A national crackdown on tenancy cheats has been launched with the aim of recovering up to 10,000 council and housing association homes which have been sublet fraudulently. As a first step the Housing Minister, John Healey, has given councils and housing associations around 8,000 leads to potential tenancy cheats.
The names have been found through data sweeps by the Audit Commission, which matched tenancy records against those held by councils, housing associations and other public bodies. It has been estimated that tenancy cheats can earn thousands of pounds a year by unlawfully subletting their properties at higher rental rates. If they are caught they can lose their tenancies and their right to social housing in future. Many of the people living in sub-let homes do not know about the fraud but it is reckoned that 80 per cent of them do not qualify for a council or housing association home.
Figures from the Audit Commission suggest the number of social homes unlawfully acquired or sublet could range from one in 100 in some areas to as many as one in 20 in some inner-city areas. It is estimated that 50,000 homes are affected. Almost 150 councils have signed up to the Government crackdown.
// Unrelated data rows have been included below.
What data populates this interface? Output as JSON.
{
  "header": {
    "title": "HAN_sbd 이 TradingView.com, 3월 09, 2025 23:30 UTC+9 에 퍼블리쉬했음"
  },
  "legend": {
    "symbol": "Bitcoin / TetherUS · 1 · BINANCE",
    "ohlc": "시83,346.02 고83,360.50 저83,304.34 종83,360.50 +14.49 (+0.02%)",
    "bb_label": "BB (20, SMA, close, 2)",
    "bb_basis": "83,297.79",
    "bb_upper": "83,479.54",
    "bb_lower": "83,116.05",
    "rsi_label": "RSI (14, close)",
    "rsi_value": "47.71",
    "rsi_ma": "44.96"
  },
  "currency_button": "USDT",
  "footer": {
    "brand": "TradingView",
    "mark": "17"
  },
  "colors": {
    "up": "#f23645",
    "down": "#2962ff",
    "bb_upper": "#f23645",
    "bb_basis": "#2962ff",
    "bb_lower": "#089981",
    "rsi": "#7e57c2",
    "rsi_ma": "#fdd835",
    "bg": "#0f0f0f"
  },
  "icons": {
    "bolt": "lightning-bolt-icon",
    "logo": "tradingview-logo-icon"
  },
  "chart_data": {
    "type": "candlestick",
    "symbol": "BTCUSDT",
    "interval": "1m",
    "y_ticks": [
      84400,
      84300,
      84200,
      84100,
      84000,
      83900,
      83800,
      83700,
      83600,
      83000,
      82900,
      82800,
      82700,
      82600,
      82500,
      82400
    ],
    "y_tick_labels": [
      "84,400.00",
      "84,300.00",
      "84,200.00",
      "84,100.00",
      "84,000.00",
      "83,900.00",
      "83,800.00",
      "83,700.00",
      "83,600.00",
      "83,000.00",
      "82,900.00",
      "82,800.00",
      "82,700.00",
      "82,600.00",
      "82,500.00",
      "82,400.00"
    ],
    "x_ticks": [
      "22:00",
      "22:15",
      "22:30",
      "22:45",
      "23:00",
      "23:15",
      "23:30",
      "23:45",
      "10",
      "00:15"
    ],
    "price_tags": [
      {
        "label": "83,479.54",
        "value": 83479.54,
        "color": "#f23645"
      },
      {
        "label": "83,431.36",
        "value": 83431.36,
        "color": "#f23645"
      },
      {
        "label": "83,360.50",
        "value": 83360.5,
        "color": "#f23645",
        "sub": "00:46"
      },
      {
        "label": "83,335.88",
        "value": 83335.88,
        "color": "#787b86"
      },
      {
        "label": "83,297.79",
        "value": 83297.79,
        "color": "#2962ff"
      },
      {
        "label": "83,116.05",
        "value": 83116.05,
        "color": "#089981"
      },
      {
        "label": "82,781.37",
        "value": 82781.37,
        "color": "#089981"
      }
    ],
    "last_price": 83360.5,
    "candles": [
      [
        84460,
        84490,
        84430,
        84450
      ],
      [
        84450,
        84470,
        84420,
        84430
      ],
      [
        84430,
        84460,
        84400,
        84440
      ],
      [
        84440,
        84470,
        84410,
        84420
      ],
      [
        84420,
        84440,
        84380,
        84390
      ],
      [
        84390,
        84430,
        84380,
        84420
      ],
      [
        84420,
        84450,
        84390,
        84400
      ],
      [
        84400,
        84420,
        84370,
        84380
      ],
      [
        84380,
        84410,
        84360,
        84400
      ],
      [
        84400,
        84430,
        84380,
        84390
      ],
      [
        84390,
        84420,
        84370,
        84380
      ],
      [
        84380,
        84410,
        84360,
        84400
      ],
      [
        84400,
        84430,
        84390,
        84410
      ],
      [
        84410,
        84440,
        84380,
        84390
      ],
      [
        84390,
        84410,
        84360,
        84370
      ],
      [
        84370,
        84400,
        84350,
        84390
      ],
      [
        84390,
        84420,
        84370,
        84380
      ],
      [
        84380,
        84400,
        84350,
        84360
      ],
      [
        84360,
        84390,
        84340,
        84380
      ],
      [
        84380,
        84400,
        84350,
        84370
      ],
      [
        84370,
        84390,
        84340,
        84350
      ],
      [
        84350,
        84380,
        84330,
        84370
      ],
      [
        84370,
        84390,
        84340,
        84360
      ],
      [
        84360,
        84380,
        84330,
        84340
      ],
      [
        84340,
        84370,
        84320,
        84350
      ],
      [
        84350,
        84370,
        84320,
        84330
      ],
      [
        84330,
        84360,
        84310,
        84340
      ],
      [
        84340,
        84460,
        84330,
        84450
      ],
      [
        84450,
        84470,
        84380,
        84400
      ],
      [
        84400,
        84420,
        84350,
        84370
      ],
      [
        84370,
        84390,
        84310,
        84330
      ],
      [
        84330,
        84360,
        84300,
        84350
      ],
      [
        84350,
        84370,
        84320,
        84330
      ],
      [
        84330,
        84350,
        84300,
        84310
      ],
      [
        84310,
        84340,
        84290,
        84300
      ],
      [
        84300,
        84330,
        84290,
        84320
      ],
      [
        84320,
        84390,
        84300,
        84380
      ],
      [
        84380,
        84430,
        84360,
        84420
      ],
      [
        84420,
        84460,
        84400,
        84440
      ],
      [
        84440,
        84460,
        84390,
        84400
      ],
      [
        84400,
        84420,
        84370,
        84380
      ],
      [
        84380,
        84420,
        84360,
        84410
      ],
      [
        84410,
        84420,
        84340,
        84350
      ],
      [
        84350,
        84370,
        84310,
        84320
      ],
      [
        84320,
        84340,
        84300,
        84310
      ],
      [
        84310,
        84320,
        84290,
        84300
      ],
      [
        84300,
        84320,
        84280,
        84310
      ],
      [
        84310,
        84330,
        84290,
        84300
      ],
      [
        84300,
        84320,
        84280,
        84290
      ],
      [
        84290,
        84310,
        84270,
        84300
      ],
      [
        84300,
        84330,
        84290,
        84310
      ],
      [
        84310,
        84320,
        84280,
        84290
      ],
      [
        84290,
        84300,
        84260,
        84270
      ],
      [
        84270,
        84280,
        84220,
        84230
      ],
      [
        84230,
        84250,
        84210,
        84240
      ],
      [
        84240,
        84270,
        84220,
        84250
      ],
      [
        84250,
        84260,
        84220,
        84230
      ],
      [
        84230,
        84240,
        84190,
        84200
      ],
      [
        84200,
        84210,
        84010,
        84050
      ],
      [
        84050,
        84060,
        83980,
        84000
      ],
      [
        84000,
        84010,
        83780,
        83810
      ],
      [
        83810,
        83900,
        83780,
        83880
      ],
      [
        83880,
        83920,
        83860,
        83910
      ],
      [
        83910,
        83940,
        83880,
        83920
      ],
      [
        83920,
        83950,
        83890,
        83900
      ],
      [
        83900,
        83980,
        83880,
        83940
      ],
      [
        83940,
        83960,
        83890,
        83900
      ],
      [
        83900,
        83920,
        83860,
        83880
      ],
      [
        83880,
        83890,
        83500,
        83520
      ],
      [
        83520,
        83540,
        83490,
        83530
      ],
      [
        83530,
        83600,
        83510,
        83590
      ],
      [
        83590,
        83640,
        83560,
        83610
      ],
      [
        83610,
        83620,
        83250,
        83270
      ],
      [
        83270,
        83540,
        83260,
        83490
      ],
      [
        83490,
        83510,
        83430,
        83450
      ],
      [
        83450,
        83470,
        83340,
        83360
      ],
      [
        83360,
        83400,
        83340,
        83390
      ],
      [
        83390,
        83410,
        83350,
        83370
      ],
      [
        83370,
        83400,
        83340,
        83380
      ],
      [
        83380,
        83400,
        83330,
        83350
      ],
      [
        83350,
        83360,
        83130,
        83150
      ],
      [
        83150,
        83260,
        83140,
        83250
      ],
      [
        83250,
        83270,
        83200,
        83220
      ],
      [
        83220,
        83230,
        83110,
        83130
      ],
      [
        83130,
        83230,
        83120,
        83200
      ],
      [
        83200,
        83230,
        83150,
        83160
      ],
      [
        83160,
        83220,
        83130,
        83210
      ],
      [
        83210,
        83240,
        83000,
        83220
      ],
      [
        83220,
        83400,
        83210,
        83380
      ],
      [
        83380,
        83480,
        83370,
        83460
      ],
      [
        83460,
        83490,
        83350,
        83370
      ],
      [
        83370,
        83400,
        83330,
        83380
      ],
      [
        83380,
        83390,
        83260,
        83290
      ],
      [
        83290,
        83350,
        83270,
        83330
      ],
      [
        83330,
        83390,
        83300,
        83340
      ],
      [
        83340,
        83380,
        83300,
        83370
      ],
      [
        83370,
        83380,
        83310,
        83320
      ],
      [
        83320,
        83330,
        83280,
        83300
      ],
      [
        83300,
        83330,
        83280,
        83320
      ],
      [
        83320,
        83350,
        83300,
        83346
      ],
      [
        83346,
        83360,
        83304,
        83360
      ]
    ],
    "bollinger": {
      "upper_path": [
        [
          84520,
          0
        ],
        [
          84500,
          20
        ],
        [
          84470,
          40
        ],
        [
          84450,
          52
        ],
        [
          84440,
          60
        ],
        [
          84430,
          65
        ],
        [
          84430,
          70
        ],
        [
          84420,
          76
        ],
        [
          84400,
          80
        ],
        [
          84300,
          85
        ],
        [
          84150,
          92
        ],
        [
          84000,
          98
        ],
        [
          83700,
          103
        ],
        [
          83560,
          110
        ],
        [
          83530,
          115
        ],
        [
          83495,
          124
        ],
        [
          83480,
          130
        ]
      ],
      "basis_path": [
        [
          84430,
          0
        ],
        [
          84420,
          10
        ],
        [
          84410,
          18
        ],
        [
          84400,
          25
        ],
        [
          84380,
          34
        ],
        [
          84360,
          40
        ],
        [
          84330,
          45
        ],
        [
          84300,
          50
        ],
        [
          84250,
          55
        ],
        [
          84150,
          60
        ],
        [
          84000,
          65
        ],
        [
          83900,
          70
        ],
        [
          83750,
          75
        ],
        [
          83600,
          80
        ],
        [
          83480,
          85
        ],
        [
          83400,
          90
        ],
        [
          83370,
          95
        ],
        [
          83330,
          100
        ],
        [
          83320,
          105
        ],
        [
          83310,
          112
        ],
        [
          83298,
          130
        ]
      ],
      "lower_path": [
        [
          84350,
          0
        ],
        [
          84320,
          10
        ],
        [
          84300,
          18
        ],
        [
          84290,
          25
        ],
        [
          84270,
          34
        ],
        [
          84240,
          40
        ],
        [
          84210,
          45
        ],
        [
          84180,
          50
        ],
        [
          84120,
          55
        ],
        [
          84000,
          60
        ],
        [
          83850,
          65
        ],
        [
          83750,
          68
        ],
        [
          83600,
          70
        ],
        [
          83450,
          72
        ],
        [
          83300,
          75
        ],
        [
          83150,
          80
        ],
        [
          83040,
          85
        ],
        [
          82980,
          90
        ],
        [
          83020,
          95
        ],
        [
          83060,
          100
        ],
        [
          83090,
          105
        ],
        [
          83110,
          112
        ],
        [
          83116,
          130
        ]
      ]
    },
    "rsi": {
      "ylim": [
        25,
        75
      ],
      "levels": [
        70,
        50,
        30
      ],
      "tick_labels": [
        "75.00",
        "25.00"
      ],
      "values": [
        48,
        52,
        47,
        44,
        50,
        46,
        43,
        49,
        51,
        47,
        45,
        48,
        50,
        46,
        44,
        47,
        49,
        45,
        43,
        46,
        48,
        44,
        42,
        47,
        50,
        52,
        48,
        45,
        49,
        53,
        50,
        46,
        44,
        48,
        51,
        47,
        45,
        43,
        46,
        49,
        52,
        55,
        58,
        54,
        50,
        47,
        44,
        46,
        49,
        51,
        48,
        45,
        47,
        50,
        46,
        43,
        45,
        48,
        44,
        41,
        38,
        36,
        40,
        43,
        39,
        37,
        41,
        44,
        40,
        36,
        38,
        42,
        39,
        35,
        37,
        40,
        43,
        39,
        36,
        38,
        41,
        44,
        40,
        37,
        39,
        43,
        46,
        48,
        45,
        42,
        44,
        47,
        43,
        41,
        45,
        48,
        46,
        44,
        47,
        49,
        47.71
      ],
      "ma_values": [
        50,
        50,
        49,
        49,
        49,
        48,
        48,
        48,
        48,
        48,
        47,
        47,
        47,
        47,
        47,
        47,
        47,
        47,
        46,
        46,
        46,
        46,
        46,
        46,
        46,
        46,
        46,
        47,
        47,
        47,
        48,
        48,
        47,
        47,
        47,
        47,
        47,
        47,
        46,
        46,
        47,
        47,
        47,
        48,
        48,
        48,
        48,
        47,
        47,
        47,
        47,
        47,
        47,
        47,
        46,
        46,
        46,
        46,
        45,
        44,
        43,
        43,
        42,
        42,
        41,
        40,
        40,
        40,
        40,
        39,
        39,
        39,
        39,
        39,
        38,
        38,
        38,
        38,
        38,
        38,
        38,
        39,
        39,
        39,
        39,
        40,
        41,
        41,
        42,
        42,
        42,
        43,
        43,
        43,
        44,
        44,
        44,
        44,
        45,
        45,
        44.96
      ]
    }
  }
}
Councils working alongside housing associations in their areas will get a share of 4 million pounds to create their own anti-fraud initiatives.
John Healey said: “We can’t allow cheats to hang onto the tenancies of council houses they don’t need and don’t live in. I want people to feel the system for housing families who need homes is fairer,” and he added: “Public tip-offs are vital in tackling this problem. So I am also offering 500 pounds to anyone whose information leads to us recovering one of the first 1,000 homes.”